The fruits of those labors have been plain to see over these past few years. The school-record 9 JUCO commits from that 2013 class included Kevin White, Mario Alford, Dreamius Smith, and Nick O’Toole. White and Alford ended up being our two best receivers, and White went on to become an All-American and Top 10 draft pick. 2014 brought us Skyler Howard, who, love him or hate him, spent the last two seasons defining our ceiling as an offense based on the version of himself that took the field each Saturday. 2015 brought Kevin’s “little” brother KaRaun and Rasul Douglas, another 2nd team All-American. 2016 included a third White brother (Kyzir) and the electrifying Justin Crawford, as well as Trevon Wesco, Elijah Battle, Mike Daniels, and Toyous Avery, all of whom will be relied upon heavily this season. These guys aren’t roster fodder, they’ve been or are still some of our best and most important players at their respective positions. We have JUCO fingerprints all over our program, and it’s led to a pretty substantial uptick in success in a relatively short period of time for a couple of reasons.
The first reason is simply the age difference. JUCO players usually arrive on campus at 20 or 21 instead of 17 or 18, and 2 years in the 18-22 age range can be extremely significant with regards to physical development, especially considering the types of guys we’re usually able to recruit (read: not Bo Scarbrough). The physical maturity of JUCO guys means they’re more likely to be ready to play without needing a year or two in a college S&C program, which means the main focus from the second they step onto campus can be getting them caught up with regards to the scheme and playbook, which also means they’re generally able to adjust to the D1 game more quickly than their high school counterparts.
The second reason is directly related: the infusion of so many guys who are ready to play right away means that some of those high school guys who maybe need a year or two to get their bodies ready actually have that year or two to get their bodies ready. This also ensures that we don’t have to lean too heavily on a bunch of 18-year olds and helps us avoid repeating things like 2012’s defensive disaster when 9 true freshman saw significant playing time. By the way, that group included future stalwarts like Karl Joseph, KJ Dillon, Noble Nwachukwu, Christian Brown, and Jarrod Harper, which just helps hammer home the idea of what a big difference a couple of years can make.
Holgs understands this, and he knows the model is working. As mentioned in the lead-in, 8 of our 21 commitments this year came from the junior college ranks, and most, if not all of them will again be expected to contribute right away. Quondarius Qualls, Jalen Harvey, Kelby Wickline, and Hakeem Bailey all look like pretty decent bets to walk into starting roles (or atleast significant playing time), while David Sills, Dominique Maiden, Isaiah Hardy, and Ezekiel Rose will all provide depth in crucial positions.

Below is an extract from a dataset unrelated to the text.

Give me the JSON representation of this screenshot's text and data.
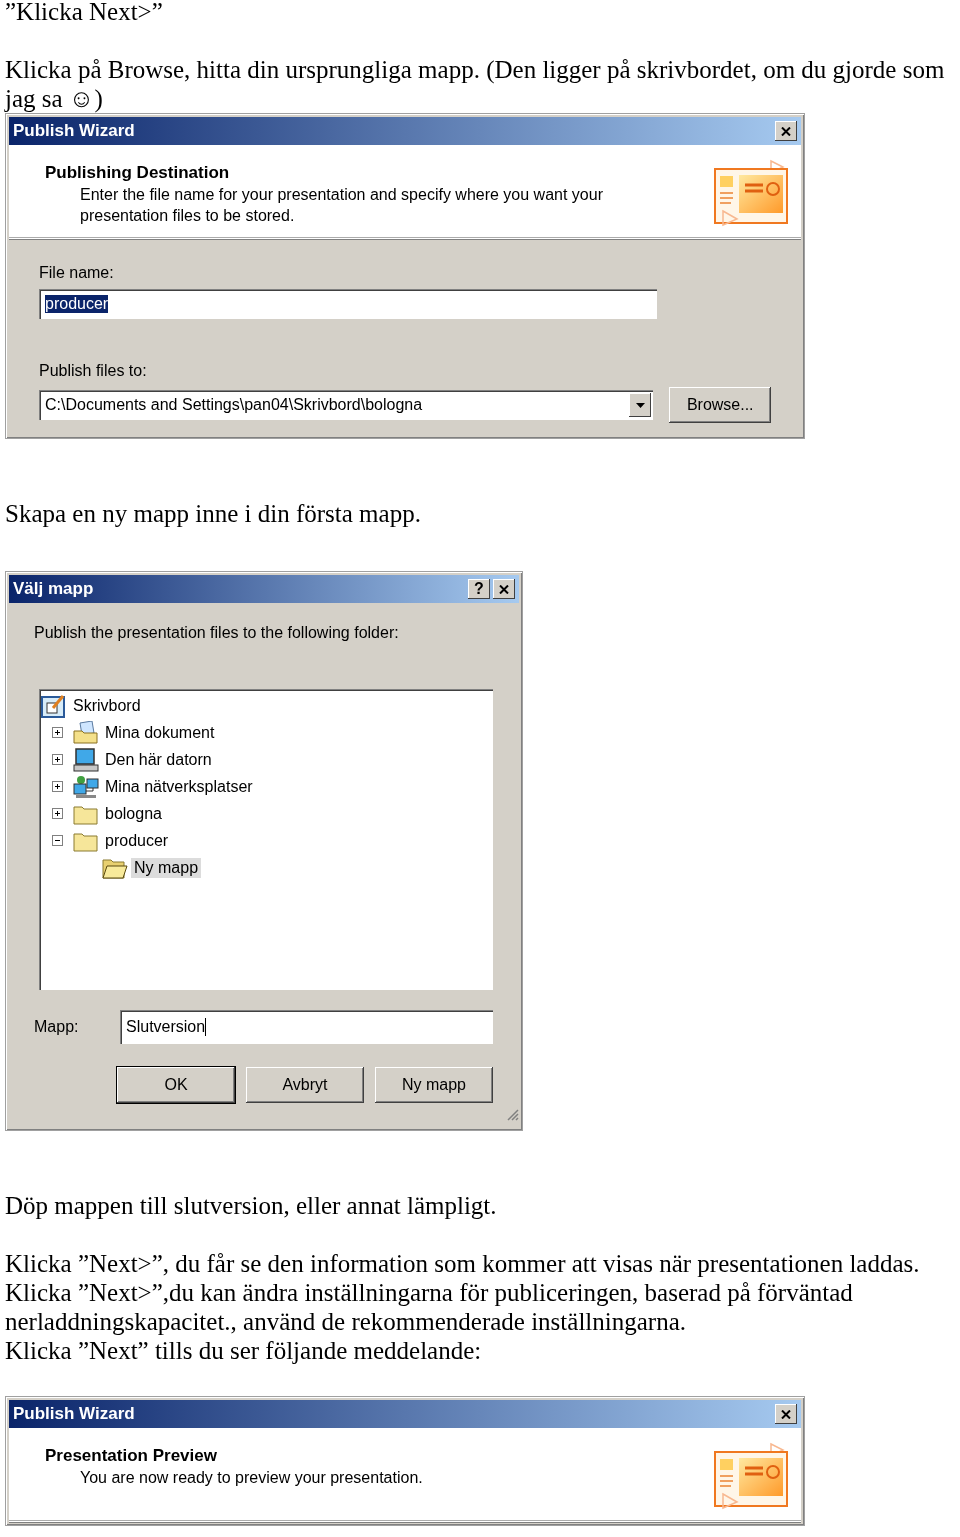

Counting those 8 guys, we’re now rolling with 16 JUCO transfers, and that number jumps to 20 if you include transfers from other D1 institutions. That’s nearly 20% of the roster, and with at least 15 of them in line to compete for starting spots it’s clear that Dana trusts them. Expect the trend to continue for as long as they continue to repay him in kind.